Activity
If a line in the data holds "neutral", copy that line out in full.

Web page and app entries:
------

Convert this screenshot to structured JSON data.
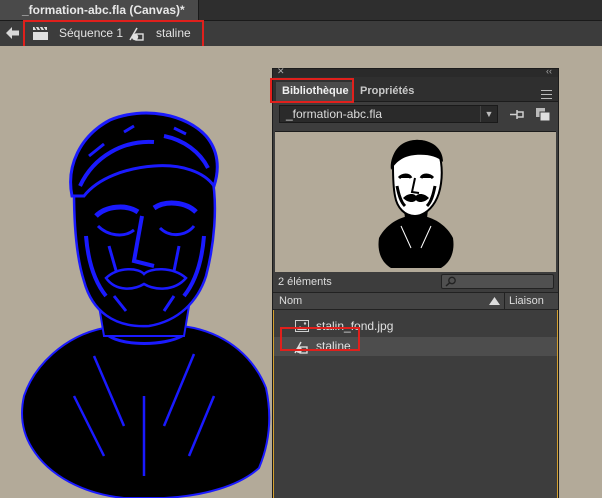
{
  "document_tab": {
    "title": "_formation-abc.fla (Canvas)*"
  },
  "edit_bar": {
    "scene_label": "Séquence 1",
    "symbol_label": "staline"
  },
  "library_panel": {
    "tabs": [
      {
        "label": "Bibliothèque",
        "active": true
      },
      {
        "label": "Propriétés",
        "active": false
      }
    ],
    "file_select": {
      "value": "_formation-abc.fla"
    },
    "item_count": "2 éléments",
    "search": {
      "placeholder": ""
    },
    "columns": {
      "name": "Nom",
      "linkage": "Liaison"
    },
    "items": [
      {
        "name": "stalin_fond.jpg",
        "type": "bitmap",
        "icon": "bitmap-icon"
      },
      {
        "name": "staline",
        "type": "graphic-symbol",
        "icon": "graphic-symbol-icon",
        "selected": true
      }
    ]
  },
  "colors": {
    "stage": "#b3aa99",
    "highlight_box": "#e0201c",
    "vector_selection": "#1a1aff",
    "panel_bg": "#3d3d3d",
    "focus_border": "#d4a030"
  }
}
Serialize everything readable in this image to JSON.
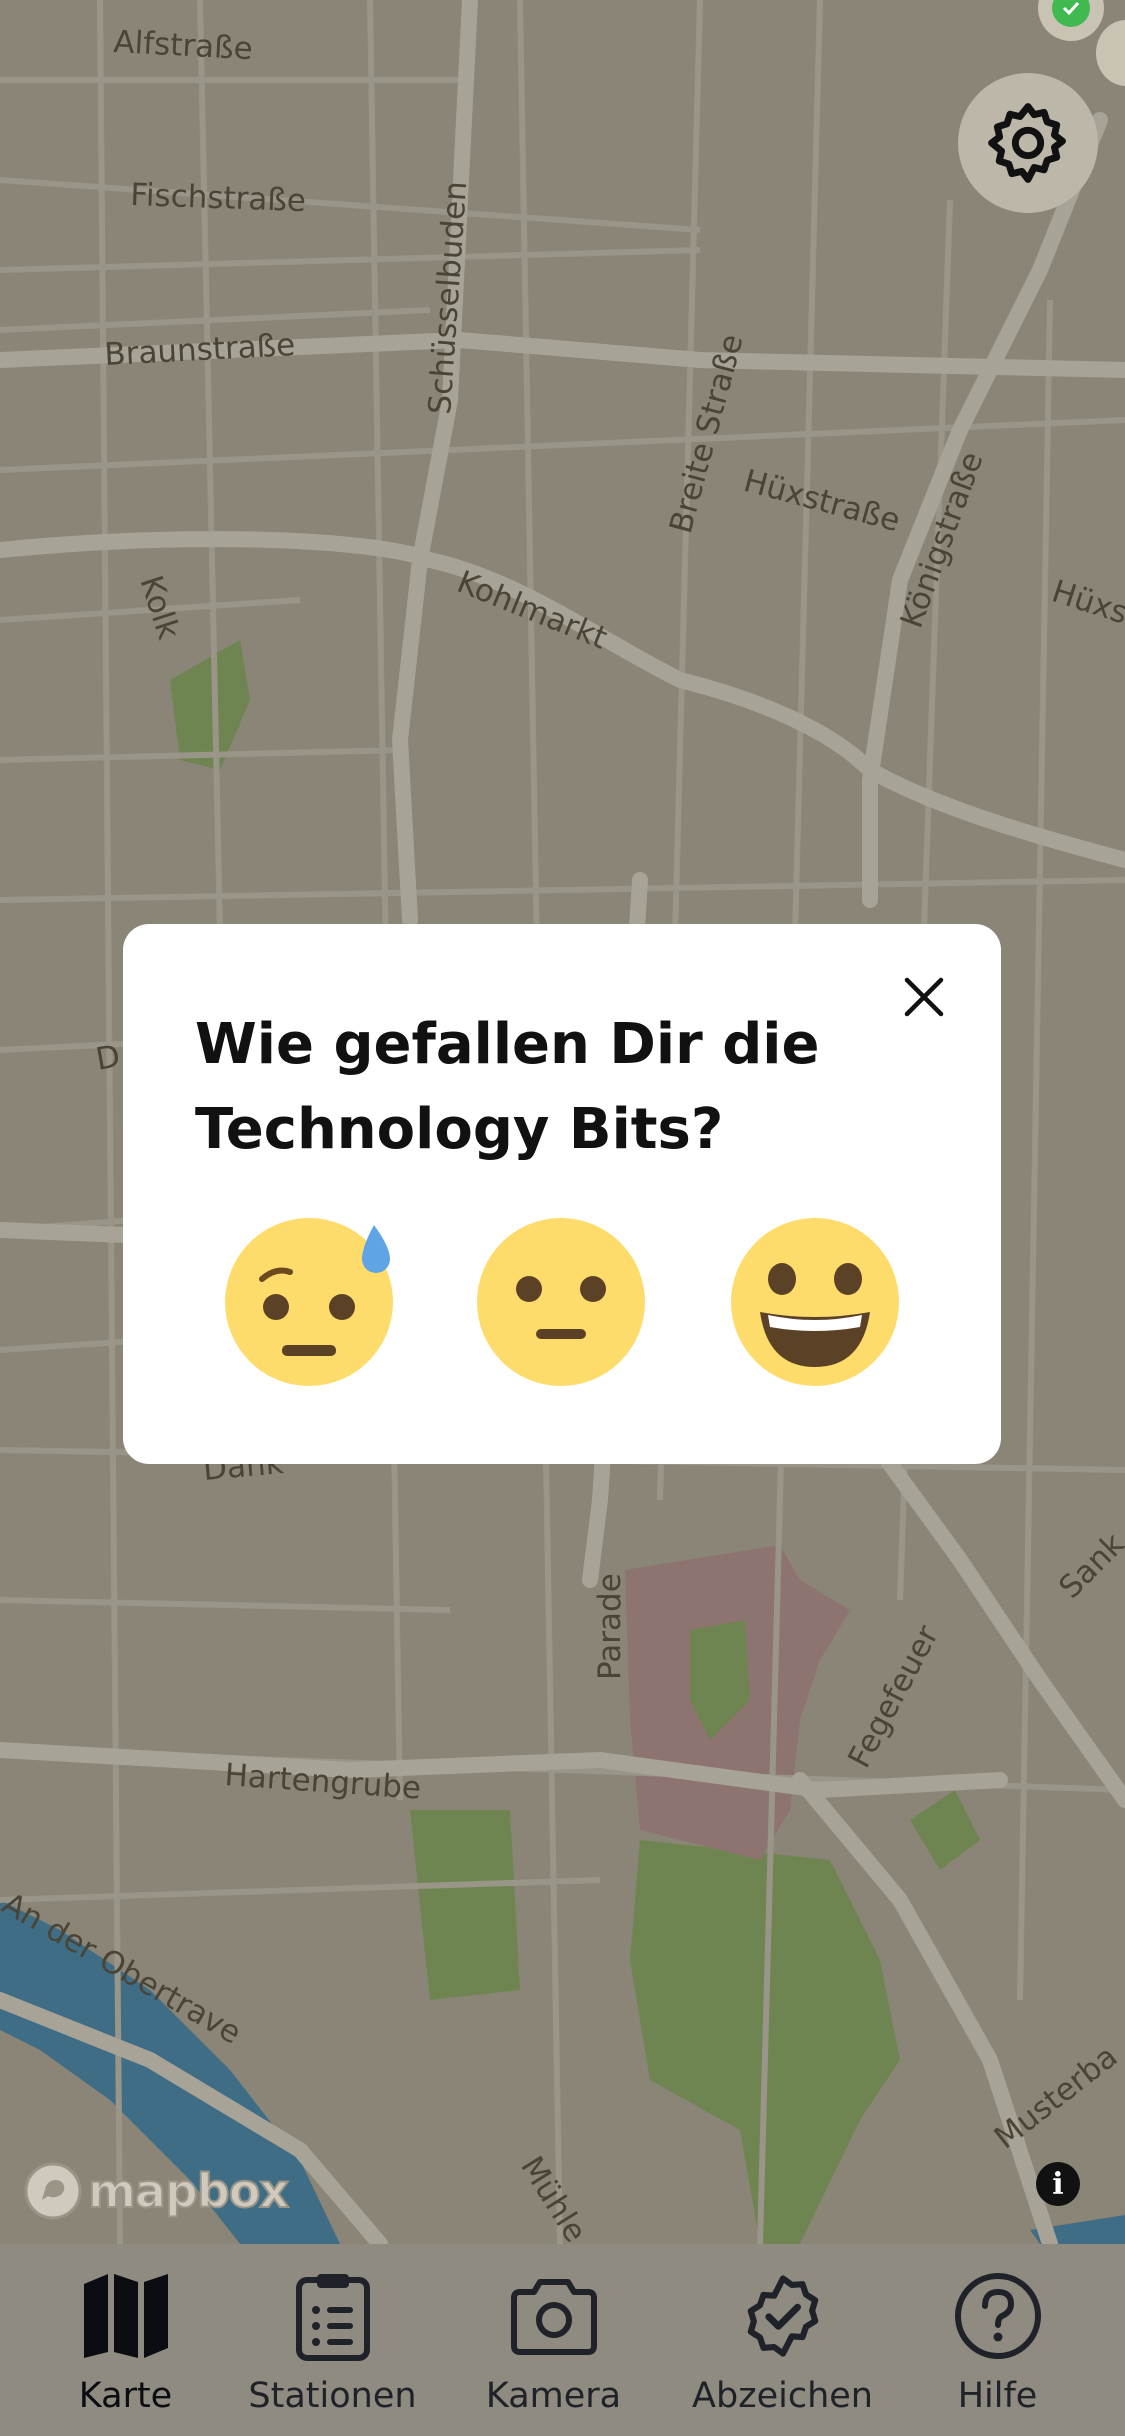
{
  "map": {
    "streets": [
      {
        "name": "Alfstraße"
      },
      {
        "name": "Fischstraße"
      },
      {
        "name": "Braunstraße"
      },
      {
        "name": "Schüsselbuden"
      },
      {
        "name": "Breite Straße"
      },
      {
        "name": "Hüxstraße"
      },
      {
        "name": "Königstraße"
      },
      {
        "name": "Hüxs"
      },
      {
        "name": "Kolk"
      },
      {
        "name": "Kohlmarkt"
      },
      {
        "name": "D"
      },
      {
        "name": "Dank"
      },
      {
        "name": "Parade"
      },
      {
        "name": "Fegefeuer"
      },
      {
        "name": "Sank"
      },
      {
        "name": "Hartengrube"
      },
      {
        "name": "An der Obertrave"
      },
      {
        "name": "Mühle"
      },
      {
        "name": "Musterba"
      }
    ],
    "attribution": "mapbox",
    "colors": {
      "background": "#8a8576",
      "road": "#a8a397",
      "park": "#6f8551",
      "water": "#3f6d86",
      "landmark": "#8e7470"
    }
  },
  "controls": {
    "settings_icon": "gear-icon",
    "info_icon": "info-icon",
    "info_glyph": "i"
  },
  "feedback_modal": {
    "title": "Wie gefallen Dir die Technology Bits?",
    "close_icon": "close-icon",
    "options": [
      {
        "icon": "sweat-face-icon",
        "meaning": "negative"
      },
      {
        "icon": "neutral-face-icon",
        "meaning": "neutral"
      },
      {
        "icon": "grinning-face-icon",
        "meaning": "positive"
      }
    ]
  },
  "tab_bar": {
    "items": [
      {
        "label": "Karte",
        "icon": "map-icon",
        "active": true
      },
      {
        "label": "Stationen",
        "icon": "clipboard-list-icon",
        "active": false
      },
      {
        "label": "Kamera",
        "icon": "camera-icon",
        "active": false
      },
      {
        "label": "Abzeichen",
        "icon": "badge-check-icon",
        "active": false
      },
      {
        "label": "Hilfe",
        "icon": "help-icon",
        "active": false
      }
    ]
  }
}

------

Answer space
        "icon": "neutral-face-icon",
        "meaning": "neutral"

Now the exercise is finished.